In a season defined for Pitt by its new conference and new opponents, today will offer a breath of familiarity.
Even one of Pitt's first-year starters, quarterback Tom Savage, should have a sense of what to expect today when the Panthers face Syracuse.
As a true freshman at Rutgers, Savage started for the Scarlet Knights at the Carrier Dome in 2009. He finished the game 7 of 17 for 66 yards and two interceptions as the Orange beat Rutgers, 31-13.
"Syracuse, that was wild," he said. "It's definitely fun, though."
For most of the Panthers, though, they have to look back only to last year to remember what it's like playing in the Carrier Dome.
On a Friday night last season, the Orange beat Pitt, 14-13, to drop the Panthers to 2-3 on the season.
Pitt had chances to win the game, but some untimely sacks and a missed field goal cost them a couple scoring opportunities.
The Orange eventually bled the final 4:52 off the clock on its final possession.
"It came down to the end," linebacker Shane Gordon said. "All we had to do was stop them and get the offense back the ball."
It won't be the biggest crowd Pitt will play in front of this season, but the Carrier Dome -- one of just four indoor venues in Division I-A -- can present its own challenges to the visitors.
Even on the defensive side of the ball, coordinator Matt House noted this week that he was disappointed with how his unit handled crowd noise in the opener against Florida State, but was pleased with the communication two weeks ago in front of a packed Heinz Field against Notre Dame.
And the offense, of course, will have to make sure Savage can get his plays in and make checks at the line.
"It's a different environment there, being in the dome up there," right guard Matt Rotheram said.
Pitt coach Paul Chryst, though, downplayed the impact that the dome might have today.
For many of the freshmen and redshirt freshmen playing key roles, this will be their first taste of indoor football.
"We've obviously got a group of freshmen that haven't been up there," Chryst said.
"Certainly for some the juniors and seniors and guys that have been up there before, I'm sure [the experience] will be helpful."
While the venue is familiar, so is the team lining up on the other side of the ball.
Pitt and Syracuse have played every year since 1955 and will continue to do so for the foreseeable future.
Both made the jump from the Big East to the ACC, and their new league made them permanent crossover opponents, ensuring a game every year.
"It's great," Syracuse coach Scott Shafer said.
"It's what college football should be about.
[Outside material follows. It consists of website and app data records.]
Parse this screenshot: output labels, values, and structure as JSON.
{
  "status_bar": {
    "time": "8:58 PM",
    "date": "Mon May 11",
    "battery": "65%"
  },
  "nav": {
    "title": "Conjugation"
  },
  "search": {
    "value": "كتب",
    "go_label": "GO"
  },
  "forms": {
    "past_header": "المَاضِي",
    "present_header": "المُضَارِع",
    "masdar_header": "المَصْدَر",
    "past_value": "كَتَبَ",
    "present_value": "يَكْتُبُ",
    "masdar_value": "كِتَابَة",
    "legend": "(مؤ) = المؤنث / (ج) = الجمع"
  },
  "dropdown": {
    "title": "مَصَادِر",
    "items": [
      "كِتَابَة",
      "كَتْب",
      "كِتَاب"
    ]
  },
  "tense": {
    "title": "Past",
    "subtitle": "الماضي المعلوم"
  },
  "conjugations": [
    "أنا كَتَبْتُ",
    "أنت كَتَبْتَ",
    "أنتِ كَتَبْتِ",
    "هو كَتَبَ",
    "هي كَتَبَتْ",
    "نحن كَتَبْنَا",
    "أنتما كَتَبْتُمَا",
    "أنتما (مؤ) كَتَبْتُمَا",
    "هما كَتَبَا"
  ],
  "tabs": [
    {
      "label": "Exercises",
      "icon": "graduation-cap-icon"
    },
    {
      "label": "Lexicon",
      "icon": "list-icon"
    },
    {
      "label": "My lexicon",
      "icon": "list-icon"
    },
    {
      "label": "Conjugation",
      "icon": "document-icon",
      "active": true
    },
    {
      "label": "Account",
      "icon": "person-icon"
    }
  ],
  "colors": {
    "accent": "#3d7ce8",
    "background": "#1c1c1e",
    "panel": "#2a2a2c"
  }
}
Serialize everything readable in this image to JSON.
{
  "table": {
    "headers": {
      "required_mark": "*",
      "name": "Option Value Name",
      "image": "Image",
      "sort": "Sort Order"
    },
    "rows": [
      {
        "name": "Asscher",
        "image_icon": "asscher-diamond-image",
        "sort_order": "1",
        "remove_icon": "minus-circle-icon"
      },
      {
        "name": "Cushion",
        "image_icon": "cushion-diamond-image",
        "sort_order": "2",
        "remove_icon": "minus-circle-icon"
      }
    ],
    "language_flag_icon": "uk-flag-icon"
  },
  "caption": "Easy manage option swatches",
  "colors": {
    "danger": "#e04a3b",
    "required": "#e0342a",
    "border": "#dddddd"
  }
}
With the push toward the big mega-conferences, to some degree,
"I'm saddened that some of the rivalries are not played anymore."
Last year the Orange won, snapping a seven-game Pitt winning streak in the rivalry.
The Panthers who played in it certainly haven't forgotten.
In addition to bragging rights, one more win would give Pitt bowl eligibility for the sixth consecutive season.
"We owe Syracuse one from last year," Gordon said. "So it'd be good to win."
Sam Werner: firstname.lastname@example.org and Twitter @SWernerPG.